Exact copies of all the entries are required, and no pictures should appear in them.

(RECORDED INFORMATION Opens)

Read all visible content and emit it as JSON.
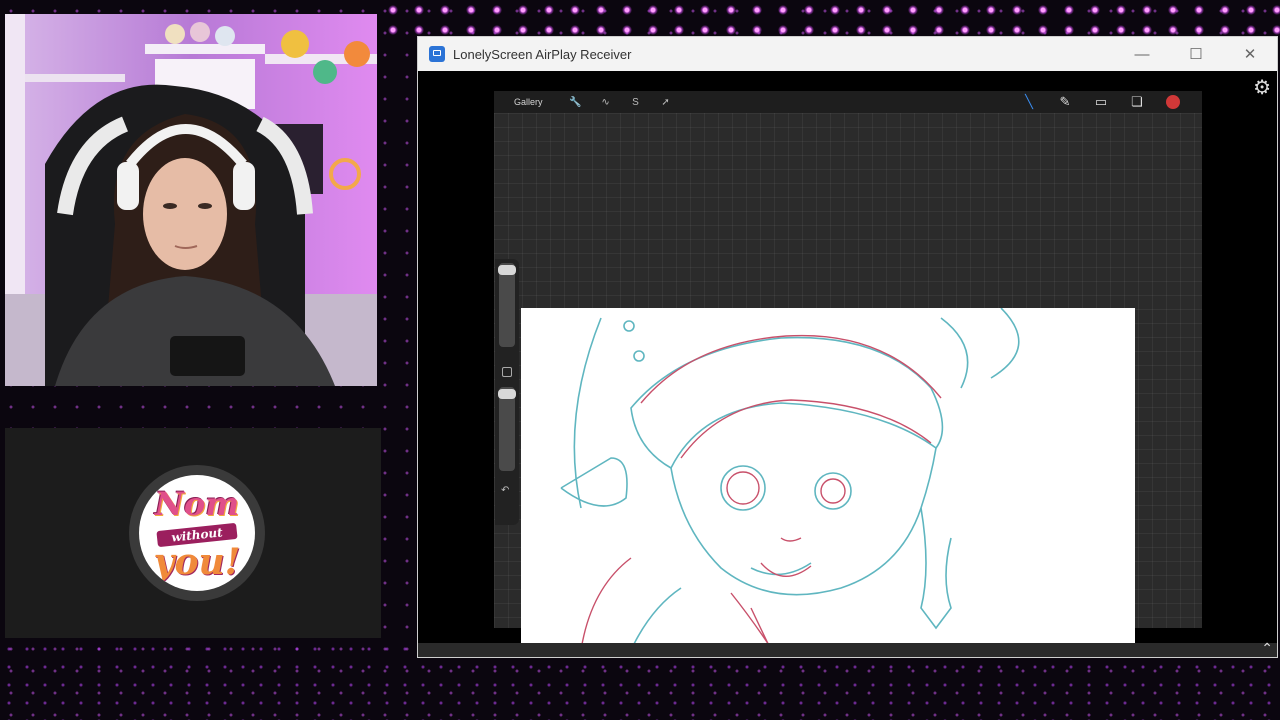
{
  "window": {
    "title": "LonelyScreen AirPlay Receiver",
    "minimize_icon": "minimize-icon",
    "maximize_icon": "maximize-icon",
    "close_icon": "close-icon"
  },
  "procreate": {
    "gallery_label": "Gallery",
    "tools": [
      "wrench-icon",
      "magic-wand-icon",
      "selection-icon",
      "transform-icon"
    ],
    "right_tools": [
      "brush-icon",
      "smudge-icon",
      "eraser-icon",
      "layers-icon"
    ],
    "active_color": "#d03838"
  },
  "logo": {
    "line1": "Nom",
    "line2": "without",
    "line3": "you!"
  },
  "colors": {
    "accent_purple": "#c850ff",
    "sketch_teal": "#5fb6c0",
    "sketch_red": "#c8506a"
  }
}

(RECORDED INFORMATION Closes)

RESULT FOR THIS TASK:
Read all visible content and emit it as JSON.
{
  "window": {
    "title": "LonelyScreen AirPlay Receiver",
    "minimize_icon": "minimize-icon",
    "maximize_icon": "maximize-icon",
    "close_icon": "close-icon"
  },
  "procreate": {
    "gallery_label": "Gallery",
    "tools": [
      "wrench-icon",
      "magic-wand-icon",
      "selection-icon",
      "transform-icon"
    ],
    "right_tools": [
      "brush-icon",
      "smudge-icon",
      "eraser-icon",
      "layers-icon"
    ],
    "active_color": "#d03838"
  },
  "logo": {
    "line1": "Nom",
    "line2": "without",
    "line3": "you!"
  },
  "colors": {
    "accent_purple": "#c850ff",
    "sketch_teal": "#5fb6c0",
    "sketch_red": "#c8506a"
  }
}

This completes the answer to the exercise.